What is aperture?
We have mentioned previously the “exposure triangle “. As we already stated the three pillars of the exposure triangle are: shutter speed, ISO and aperture. The combination of these parameters affects the overall result. Aperture has the greatest impact on the overall image. But what exactly is aperture?
Simply, aperture is the opening in your lens’ diaphragm. When you press the shutter button on your camera the diaphragm opens in your lens to let in the light to capture the image. The amount of which the diaphragm opens affects the aperture. The aperture is measured in:
The lower the f-stop number the more light enters to take the shot as the hole is larger. When the f-stop increases the amount of light passing through the diaphragm decreases. So that means that the f-stop number is inversely proportional with the amount of light. F-stop numbers are written numbers written like:
f/1.4 f/2 f/2.8 f/4 f/5.6 f/8 f/11 f/16
At first it might seems contradictory because a lower f-stop number lets in more light than a higher number. In order to understand much easier the concept of low f-stop number and the quantity of light the lens lets in lets take a look at the following image. As we can see the opening in the lens at f/1.4 is huge in comparison with the opening at f/16 which barely lets in some light.
The above f-stops are considered full f-stops. Each time you change a stop the amount of light doubles/ halves. For example f/1.4 lets two times as much light as f/2 or four times as much light as f/2.8. It is very similar to shutter speed. An image taken at f/1.4 with a shutter speed of 1/1000th of a second will give the same exposure as an image taken at f/2 at 1/500th of a second or f/2.8 at 1/250th of a second.
How aperture affects depth of field?

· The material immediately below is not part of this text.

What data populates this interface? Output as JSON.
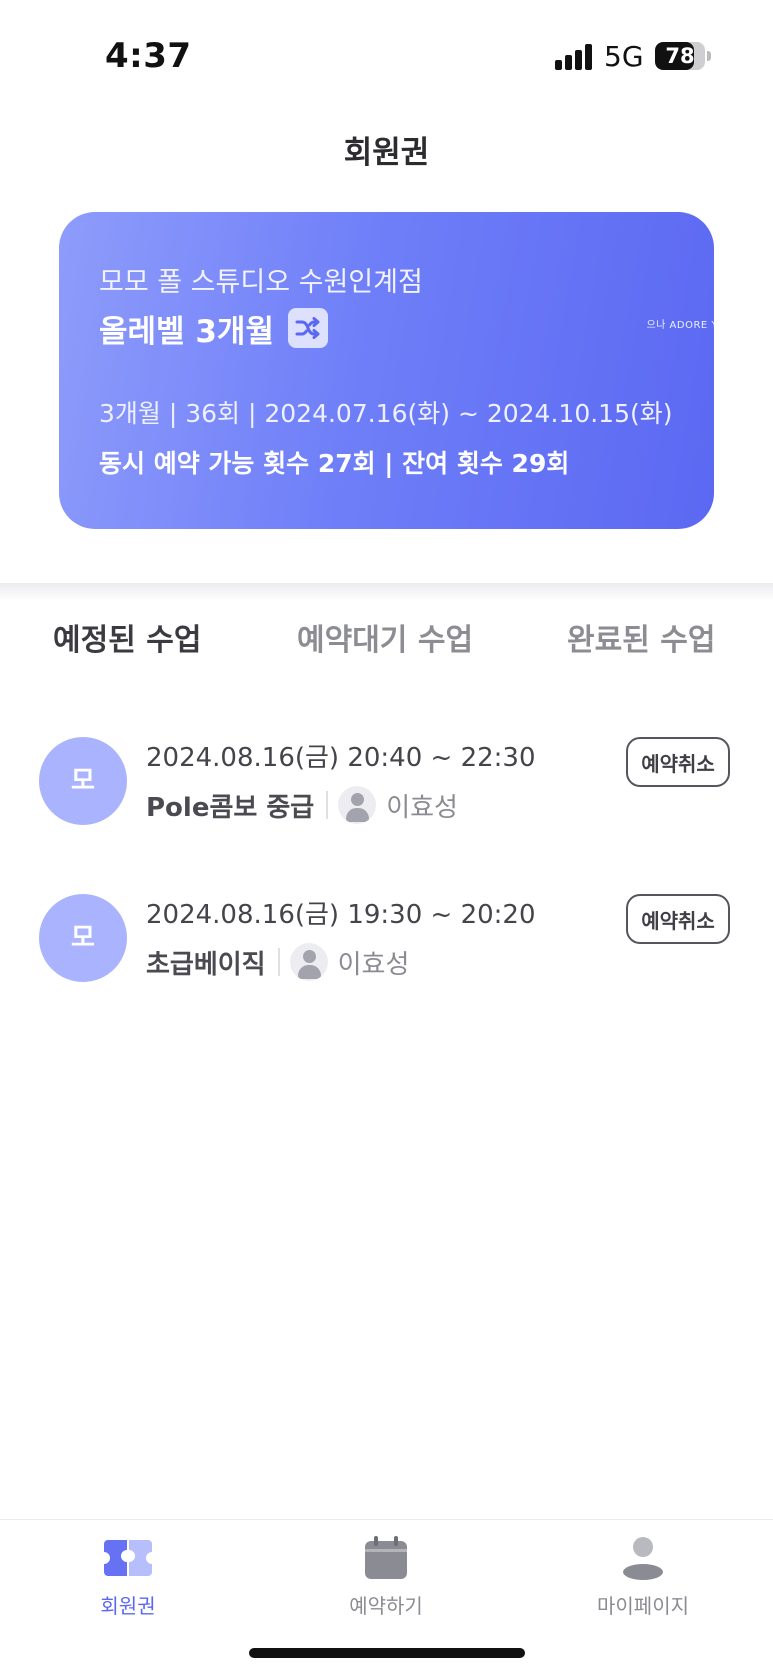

Depth of field (DOF – pronounced D O F) is the distance between the foreground and the background relative to the focal plane that appear acceptably sharp . A large depth of field results in a larger distance between the foreground and the background. As a direct consequence more of the image will be in focus. Below you can find a picture, which I personally really like the way it turned out. If you are curious about the place where the image below was shot, I can tell you that the scene is Romania, Constanta harbor shot @ ISO 100, f/7.1 and 1/640th of a second at a focal distance of 55 mm.
You can clearly notice that because of the relatively short focal distance it is enough f/7.1 to get more or less everything in focus.
Small or shallow depth of field will result in a really narrow portion where the image is sharp. The more the other elements are further from the focal plane the more they will be out of focus or blurred. This is a pleasing effect especially in the case for portrait photographers who prefer to have the eyes pin point sharp and the rest of the face out of focus. Even small strands of hair which are close to the eye of the subject will be blurred if the depth of field is shallow enough. The picture below is quite an unusual portrait of my dog where the focus point was on his nose. You can easily notice that the image gets out of focus quite from a short distance from its nose.
How to calculate depth of field?
For those who want to know the way depth of field is calculated you can find it below. We will not go into details as this will be the topic of another article where we will explain what each parameter represents and what’s its role in the overall equation. The formula is the following:
A – is the aperture number
c – is the circle of confusion
f – is the focal length
s – is the subject distance
How aperture affects shutter speed?
As we already mentioned aperture shutter speed and ISO are in relation to each other. The f-stop number affects your shutter speed. How? As the f-stop number decreases you let in more light that can reach the sensor. As a consequence your sensor needs to be exposed for a shorter period of time. This means that you can use a faster shutter speed. The reverse is true when your f-stop number increases. As you set your camera to f/16 for example, the opening in your lens’ diaphragm decreases considerably. Therefor you need to expose your subject for a longer period of time. In order to achieve that you need to have a longer exposure time, therefor the shutter speed needs to be increased. But this can lead to motion blur which we have discussed in the article related to exposure
Choosing the aperture
Now that we know how aperture affects the depth of field it becomes really easy how things work. Choosing a large aperture (lower f-stop number e.g. f/1.8) the depth of field decreases and the background gets out of focus. This setting can be used in multiple situations. One of them which we have mentioned is in the case of portrait photography where we want to soften the skin of the subject. Another useful situation where a shallow depth of field can be very pleasing is in the case of food photography. A lot of photographer prefer to use a lower f-stop number for their food because this way the subject stands out nicely from the picture.
Choosing a lower aperture ( a higher f-stop number) is desired by landscape photographers as they want everything in focus. Another utility of a lower aperture is for macro photography. Due to the subject distance the depth of field is really shallow. In order to have more in focus it is mandatory to decrease the aperture. It is not unusual for macro photographers to set their lenses to f/32 for example.
Let’s conclude what we have discussed in this article.
Aperture, shutter speed and ISO are the pillars of the exposure triangle.
Choosing a lower aperture means a higher f-stop number, whereas choosing a higher aperture means a lower f-stop number.
A higher aperture will let in more light and will result in a shallower depth of field.
A lower aperture will let in less light and will result in an increased depth of field therefor the subject will be in focus.